Indictments are out on four members of Iranian-financed Hezbollah, Syria’s top ally in Lebanon, over the killing of Hariri, which led to the humiliating withdrawal of Syrian troops from Lebanon in 2005, followed by a string of assassinations of prominent Lebanese critics of Syria, which ended after pro-Syrian parties secured a blocking third in government.

In an alleged transcript of the final meeting between Hariri and Waleed Mualem, then Syria’s Deputy foreign minister, Hariri reports his indignation at being summoned for a meeting with Assad that lasted only a quarter of an hour.

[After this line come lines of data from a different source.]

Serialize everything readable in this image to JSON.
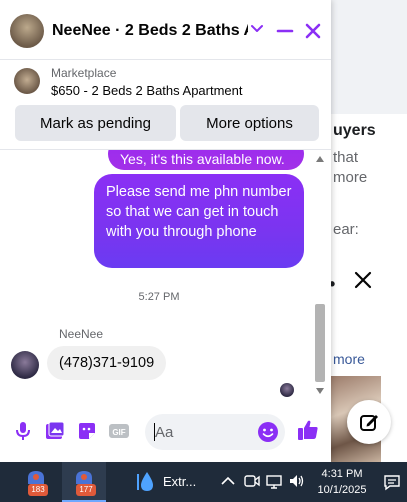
{
  "background": {
    "buyers_text": "uyers",
    "that_text": "that",
    "more_text": "more",
    "ear_text": "ear:",
    "dot_text": "•",
    "more_link": "more"
  },
  "chat": {
    "title": "NeeNee · 2 Beds 2 Baths A...",
    "accent_color": "#8b2ff5",
    "listing": {
      "label": "Marketplace",
      "title": "$650 - 2 Beds 2 Baths Apartment",
      "mark_pending_label": "Mark as pending",
      "more_options_label": "More options"
    },
    "messages": {
      "previous_outgoing": "Yes, it's this available now.",
      "outgoing": "Please send me  phn number so that we can get in touch with you through phone",
      "timestamp": "5:27 PM",
      "sender_name": "NeeNee",
      "incoming": "(478)371-9109"
    },
    "composer": {
      "placeholder": "Aa"
    }
  },
  "taskbar": {
    "app1_badge": "183",
    "app2_badge": "177",
    "extr_label": "Extr...",
    "time": "4:31 PM",
    "date": "10/1/2025"
  }
}
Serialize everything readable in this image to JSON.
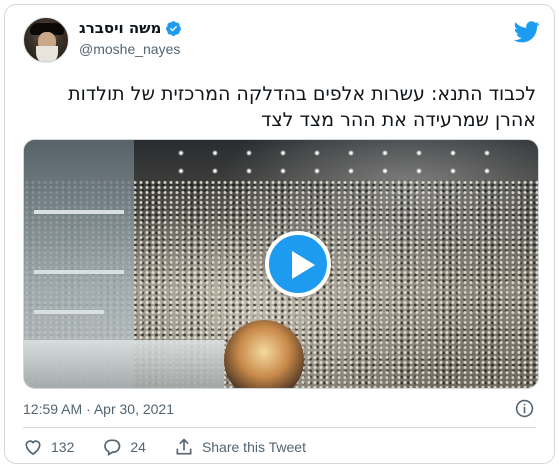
{
  "author": {
    "display_name": "משה ויסברג",
    "handle": "@moshe_nayes",
    "verified_icon": "verified-badge-icon",
    "avatar_icon": "profile-photo"
  },
  "brand": {
    "logo_icon": "twitter-bird-icon",
    "accent_color": "#1d9bf0"
  },
  "tweet": {
    "text": "לכבוד התנא: עשרות אלפים בהדלקה המרכזית של תולדות אהרן שמרעידה את ההר מצד לצד",
    "media": {
      "type": "video",
      "play_icon": "play-icon"
    },
    "timestamp": "12:59 AM · Apr 30, 2021",
    "info_icon": "info-icon"
  },
  "actions": {
    "like_count": "132",
    "reply_count": "24",
    "share_label": "Share this Tweet"
  }
}
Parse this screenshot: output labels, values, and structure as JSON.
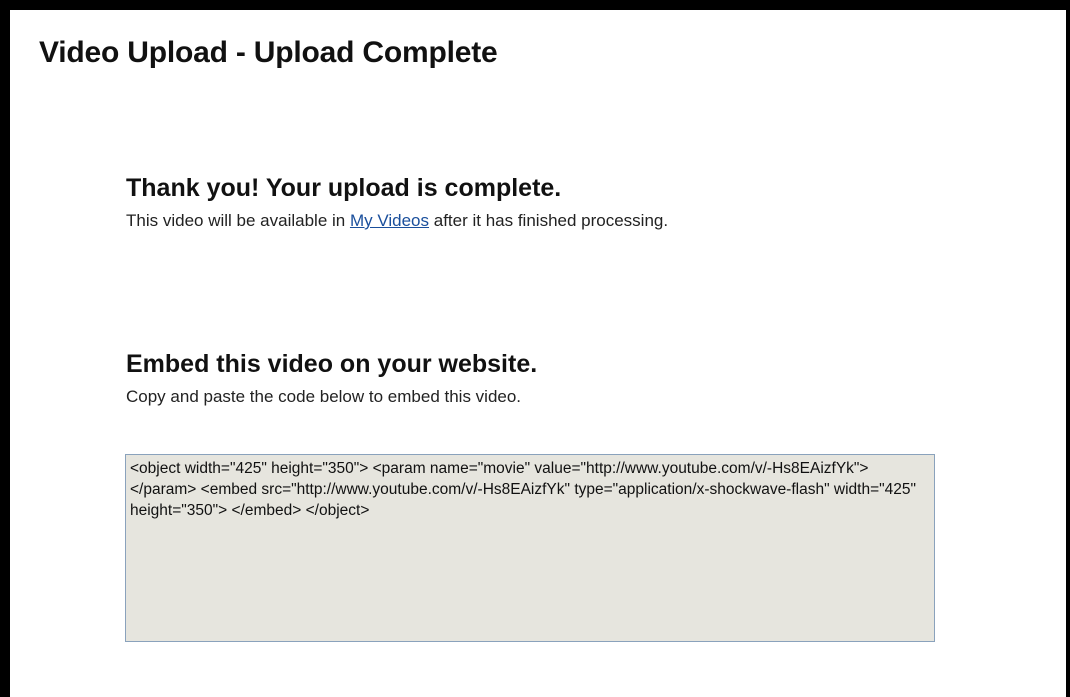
{
  "page": {
    "title": "Video Upload - Upload Complete"
  },
  "thanks": {
    "heading": "Thank you! Your upload is complete.",
    "text_before": "This video will be available in ",
    "link_label": "My Videos",
    "text_after": " after it has finished processing."
  },
  "embed": {
    "heading": "Embed this video on your website.",
    "instructions": "Copy and paste the code below to embed this video.",
    "code": "<object width=\"425\" height=\"350\"> <param name=\"movie\" value=\"http://www.youtube.com/v/-Hs8EAizfYk\"> </param> <embed src=\"http://www.youtube.com/v/-Hs8EAizfYk\" type=\"application/x-shockwave-flash\" width=\"425\" height=\"350\"> </embed> </object>"
  },
  "colors": {
    "link": "#1a4f9c",
    "code_box_background": "#e6e5de",
    "code_box_border": "#8aa2bc"
  }
}
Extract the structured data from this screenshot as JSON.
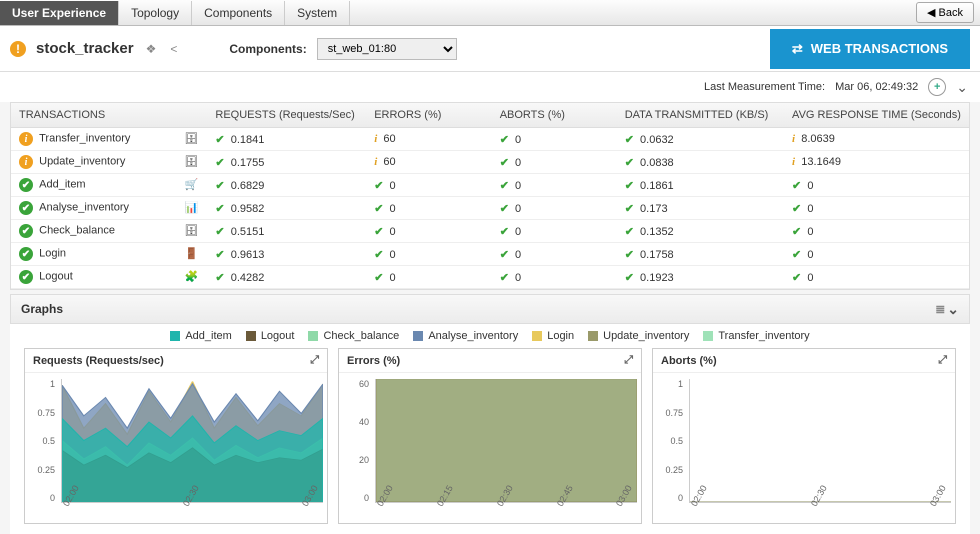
{
  "nav_tabs": [
    "User Experience",
    "Topology",
    "Components",
    "System"
  ],
  "active_tab": "User Experience",
  "back_label": "Back",
  "page_title": "stock_tracker",
  "components_label": "Components:",
  "components_selected": "st_web_01:80",
  "web_trans_label": "WEB TRANSACTIONS",
  "last_meas_label": "Last Measurement Time:",
  "last_meas_value": "Mar 06, 02:49:32",
  "columns": [
    "TRANSACTIONS",
    "REQUESTS (Requests/Sec)",
    "ERRORS (%)",
    "ABORTS (%)",
    "DATA TRANSMITTED (KB/S)",
    "AVG RESPONSE TIME (Seconds)"
  ],
  "rows": [
    {
      "status": "info",
      "name": "Transfer_inventory",
      "icon": "db",
      "req": "0.1841",
      "req_s": "ok",
      "err": "60",
      "err_s": "warn",
      "ab": "0",
      "ab_s": "ok",
      "data": "0.0632",
      "data_s": "ok",
      "resp": "8.0639",
      "resp_s": "warn"
    },
    {
      "status": "info",
      "name": "Update_inventory",
      "icon": "db-refresh",
      "req": "0.1755",
      "req_s": "ok",
      "err": "60",
      "err_s": "warn",
      "ab": "0",
      "ab_s": "ok",
      "data": "0.0838",
      "data_s": "ok",
      "resp": "13.1649",
      "resp_s": "warn"
    },
    {
      "status": "ok",
      "name": "Add_item",
      "icon": "cart",
      "req": "0.6829",
      "req_s": "ok",
      "err": "0",
      "err_s": "ok",
      "ab": "0",
      "ab_s": "ok",
      "data": "0.1861",
      "data_s": "ok",
      "resp": "0",
      "resp_s": "ok"
    },
    {
      "status": "ok",
      "name": "Analyse_inventory",
      "icon": "equalizer",
      "req": "0.9582",
      "req_s": "ok",
      "err": "0",
      "err_s": "ok",
      "ab": "0",
      "ab_s": "ok",
      "data": "0.173",
      "data_s": "ok",
      "resp": "0",
      "resp_s": "ok"
    },
    {
      "status": "ok",
      "name": "Check_balance",
      "icon": "db",
      "req": "0.5151",
      "req_s": "ok",
      "err": "0",
      "err_s": "ok",
      "ab": "0",
      "ab_s": "ok",
      "data": "0.1352",
      "data_s": "ok",
      "resp": "0",
      "resp_s": "ok"
    },
    {
      "status": "ok",
      "name": "Login",
      "icon": "door",
      "req": "0.9613",
      "req_s": "ok",
      "err": "0",
      "err_s": "ok",
      "ab": "0",
      "ab_s": "ok",
      "data": "0.1758",
      "data_s": "ok",
      "resp": "0",
      "resp_s": "ok"
    },
    {
      "status": "ok",
      "name": "Logout",
      "icon": "puzzle",
      "req": "0.4282",
      "req_s": "ok",
      "err": "0",
      "err_s": "ok",
      "ab": "0",
      "ab_s": "ok",
      "data": "0.1923",
      "data_s": "ok",
      "resp": "0",
      "resp_s": "ok"
    }
  ],
  "graphs_label": "Graphs",
  "legend": [
    {
      "label": "Add_item",
      "color": "#1fb5ac"
    },
    {
      "label": "Logout",
      "color": "#6b5a3a"
    },
    {
      "label": "Check_balance",
      "color": "#8fd9a8"
    },
    {
      "label": "Analyse_inventory",
      "color": "#6a88b0"
    },
    {
      "label": "Login",
      "color": "#e8c95c"
    },
    {
      "label": "Update_inventory",
      "color": "#9a9a6a"
    },
    {
      "label": "Transfer_inventory",
      "color": "#9fe2b8"
    }
  ],
  "charts": [
    {
      "title": "Requests (Requests/sec)",
      "yticks": [
        "1",
        "0.75",
        "0.5",
        "0.25",
        "0"
      ],
      "xticks": [
        "02:00",
        "02:30",
        "03:00"
      ]
    },
    {
      "title": "Errors (%)",
      "yticks": [
        "60",
        "40",
        "20",
        "0"
      ],
      "xticks": [
        "02:00",
        "02:15",
        "02:30",
        "02:45",
        "03:00"
      ]
    },
    {
      "title": "Aborts (%)",
      "yticks": [
        "1",
        "0.75",
        "0.5",
        "0.25",
        "0"
      ],
      "xticks": [
        "02:00",
        "02:30",
        "03:00"
      ]
    }
  ],
  "chart_data": [
    {
      "type": "area",
      "title": "Requests (Requests/sec)",
      "xlabel": "",
      "ylabel": "",
      "ylim": [
        0,
        1
      ],
      "x": [
        "02:00",
        "02:05",
        "02:10",
        "02:15",
        "02:20",
        "02:25",
        "02:30",
        "02:35",
        "02:40",
        "02:45",
        "02:50",
        "02:55",
        "03:00"
      ],
      "series": [
        {
          "name": "Transfer_inventory",
          "values": [
            0.18,
            0.2,
            0.17,
            0.19,
            0.16,
            0.18,
            0.2,
            0.17,
            0.19,
            0.18,
            0.17,
            0.19,
            0.18
          ]
        },
        {
          "name": "Update_inventory",
          "values": [
            0.17,
            0.16,
            0.18,
            0.17,
            0.18,
            0.16,
            0.17,
            0.18,
            0.17,
            0.18,
            0.17,
            0.18,
            0.18
          ]
        },
        {
          "name": "Login",
          "values": [
            0.95,
            0.6,
            0.8,
            0.55,
            0.9,
            0.65,
            0.98,
            0.6,
            0.85,
            0.62,
            0.8,
            0.7,
            0.96
          ]
        },
        {
          "name": "Analyse_inventory",
          "values": [
            0.95,
            0.7,
            0.85,
            0.6,
            0.92,
            0.68,
            0.96,
            0.65,
            0.88,
            0.66,
            0.9,
            0.72,
            0.96
          ]
        },
        {
          "name": "Check_balance",
          "values": [
            0.5,
            0.35,
            0.45,
            0.3,
            0.48,
            0.38,
            0.52,
            0.34,
            0.46,
            0.36,
            0.44,
            0.4,
            0.52
          ]
        },
        {
          "name": "Logout",
          "values": [
            0.42,
            0.3,
            0.38,
            0.28,
            0.4,
            0.32,
            0.44,
            0.3,
            0.38,
            0.32,
            0.36,
            0.34,
            0.43
          ]
        },
        {
          "name": "Add_item",
          "values": [
            0.68,
            0.5,
            0.6,
            0.45,
            0.65,
            0.52,
            0.7,
            0.48,
            0.62,
            0.5,
            0.58,
            0.54,
            0.68
          ]
        }
      ]
    },
    {
      "type": "area",
      "title": "Errors (%)",
      "xlabel": "",
      "ylabel": "",
      "ylim": [
        0,
        60
      ],
      "x": [
        "02:00",
        "02:15",
        "02:30",
        "02:45",
        "03:00"
      ],
      "series": [
        {
          "name": "Transfer_inventory",
          "values": [
            60,
            60,
            60,
            60,
            60
          ]
        },
        {
          "name": "Update_inventory",
          "values": [
            60,
            60,
            60,
            60,
            60
          ]
        },
        {
          "name": "Add_item",
          "values": [
            0,
            0,
            0,
            0,
            0
          ]
        },
        {
          "name": "Analyse_inventory",
          "values": [
            0,
            0,
            0,
            0,
            0
          ]
        },
        {
          "name": "Check_balance",
          "values": [
            0,
            0,
            0,
            0,
            0
          ]
        },
        {
          "name": "Login",
          "values": [
            0,
            0,
            0,
            0,
            0
          ]
        },
        {
          "name": "Logout",
          "values": [
            0,
            0,
            0,
            0,
            0
          ]
        }
      ]
    },
    {
      "type": "area",
      "title": "Aborts (%)",
      "xlabel": "",
      "ylabel": "",
      "ylim": [
        0,
        1
      ],
      "x": [
        "02:00",
        "02:30",
        "03:00"
      ],
      "series": [
        {
          "name": "Transfer_inventory",
          "values": [
            0,
            0,
            0
          ]
        },
        {
          "name": "Update_inventory",
          "values": [
            0,
            0,
            0
          ]
        },
        {
          "name": "Add_item",
          "values": [
            0,
            0,
            0
          ]
        },
        {
          "name": "Analyse_inventory",
          "values": [
            0,
            0,
            0
          ]
        },
        {
          "name": "Check_balance",
          "values": [
            0,
            0,
            0
          ]
        },
        {
          "name": "Login",
          "values": [
            0,
            0,
            0
          ]
        },
        {
          "name": "Logout",
          "values": [
            0,
            0,
            0
          ]
        }
      ]
    }
  ],
  "icon_map": {
    "db": "🗄",
    "db-refresh": "🗄",
    "cart": "🛒",
    "equalizer": "📊",
    "door": "🚪",
    "puzzle": "🧩"
  },
  "colors": {
    "accent": "#1a94cf",
    "ok": "#3aa43a",
    "warn": "#f0a020"
  }
}
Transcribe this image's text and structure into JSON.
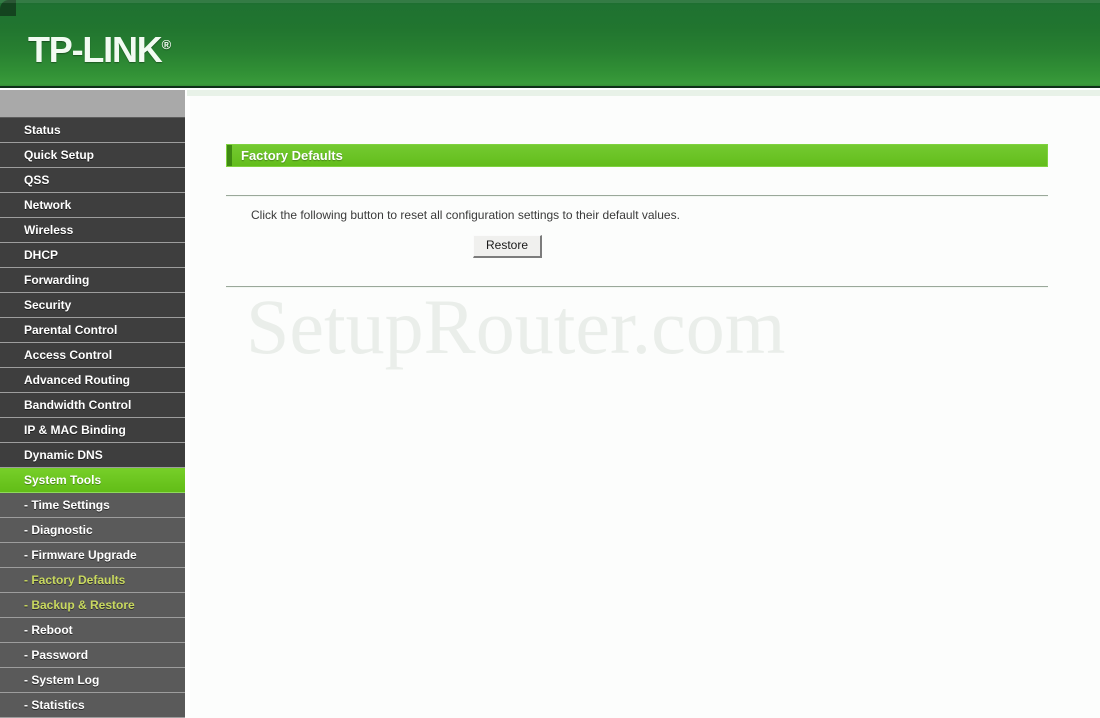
{
  "header": {
    "brand": "TP-LINK",
    "trademark": "®"
  },
  "sidebar": {
    "items": [
      {
        "label": "Status",
        "type": "top",
        "state": "normal"
      },
      {
        "label": "Quick Setup",
        "type": "top",
        "state": "normal"
      },
      {
        "label": "QSS",
        "type": "top",
        "state": "normal"
      },
      {
        "label": "Network",
        "type": "top",
        "state": "normal"
      },
      {
        "label": "Wireless",
        "type": "top",
        "state": "normal"
      },
      {
        "label": "DHCP",
        "type": "top",
        "state": "normal"
      },
      {
        "label": "Forwarding",
        "type": "top",
        "state": "normal"
      },
      {
        "label": "Security",
        "type": "top",
        "state": "normal"
      },
      {
        "label": "Parental Control",
        "type": "top",
        "state": "normal"
      },
      {
        "label": "Access Control",
        "type": "top",
        "state": "normal"
      },
      {
        "label": "Advanced Routing",
        "type": "top",
        "state": "normal"
      },
      {
        "label": "Bandwidth Control",
        "type": "top",
        "state": "normal"
      },
      {
        "label": "IP & MAC Binding",
        "type": "top",
        "state": "normal"
      },
      {
        "label": "Dynamic DNS",
        "type": "top",
        "state": "normal"
      },
      {
        "label": "System Tools",
        "type": "top",
        "state": "active"
      },
      {
        "label": "- Time Settings",
        "type": "sub",
        "state": "normal"
      },
      {
        "label": "- Diagnostic",
        "type": "sub",
        "state": "normal"
      },
      {
        "label": "- Firmware Upgrade",
        "type": "sub",
        "state": "normal"
      },
      {
        "label": "- Factory Defaults",
        "type": "sub",
        "state": "selected"
      },
      {
        "label": "- Backup & Restore",
        "type": "sub",
        "state": "selected"
      },
      {
        "label": "- Reboot",
        "type": "sub",
        "state": "normal"
      },
      {
        "label": "- Password",
        "type": "sub",
        "state": "normal"
      },
      {
        "label": "- System Log",
        "type": "sub",
        "state": "normal"
      },
      {
        "label": "- Statistics",
        "type": "sub",
        "state": "normal"
      }
    ]
  },
  "main": {
    "page_title": "Factory Defaults",
    "description": "Click the following button to reset all configuration settings to their default values.",
    "restore_label": "Restore",
    "watermark": "SetupRouter.com"
  },
  "colors": {
    "header_green_dark": "#1d6b30",
    "header_green_light": "#3a9b3b",
    "accent_green": "#6ec72a",
    "accent_green_dark": "#3f8a12",
    "sidebar_bg": "#3e3e3e",
    "sidebar_sub_bg": "#5a5a5a",
    "selected_sub_text": "#c9d95f",
    "content_bg": "#fcfdfc",
    "watermark_gray": "#eaeeea"
  }
}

“First of all, I’m a prime minister, and you summon me to a meeting for fifteen minutes? Ok, so what’s the point?” he asks Mualem.
Hariri had been summoned to Damascus to hear that Assad was intent on forcing through a term extension for the vehemently pro-Syrian Lebanese President Emile Lahoud, a move Hariri was believed to be opposed to. 

Hariri recounts his meeting with Assad: “On the day of the extension, he summoned me and said: “You always say that you are with Syria, and this will prove if you mean what you say, or if you don’t.” So I said to him: “Mr. President, I’ve been allied with Syria for 25 years. Are you telling me that if I don’t agree with you on this issue, this means I’m against Syria?” He said: “Yes.” So I responded: “I need to think about this.”

The lengthy transcript has been published by the Lebanese newspaper Al-Joumhouria, recently launched by former Lebanese Defense Minister Elias al-Murr, who survived an assassination attempt against him in 2005.

Throughout the long meeting, Hariri forcefully denies having played a role in the passage of UN Security Council resolution 1559, which as well as calling for the disarming of Hezbollah, demanded all Syrian troops withdraw from Lebanon.

Hariri says: “I know who is behind UNSCR 1559. [Syrian Foreign Minister] Farouk al-Shara has convinced Bashar that I’m behind it, because he failed and he wants to cover his failure up with me. You’ve known about 1559 since June, and the French told you about it, and the Americans knew. And you know that were it not for the extension [of Lahoud’s presidency], 1559 would never have come out, and you know that this talk [of me being behind it] is wrong.

Mualem answers: “Your Excellency, we want to solve the problem… I have gone to great trouble to come and see you and to convince President Assad. There are intelligence reports about the role of Rafiq al-Hariri in UNSCR 1559.”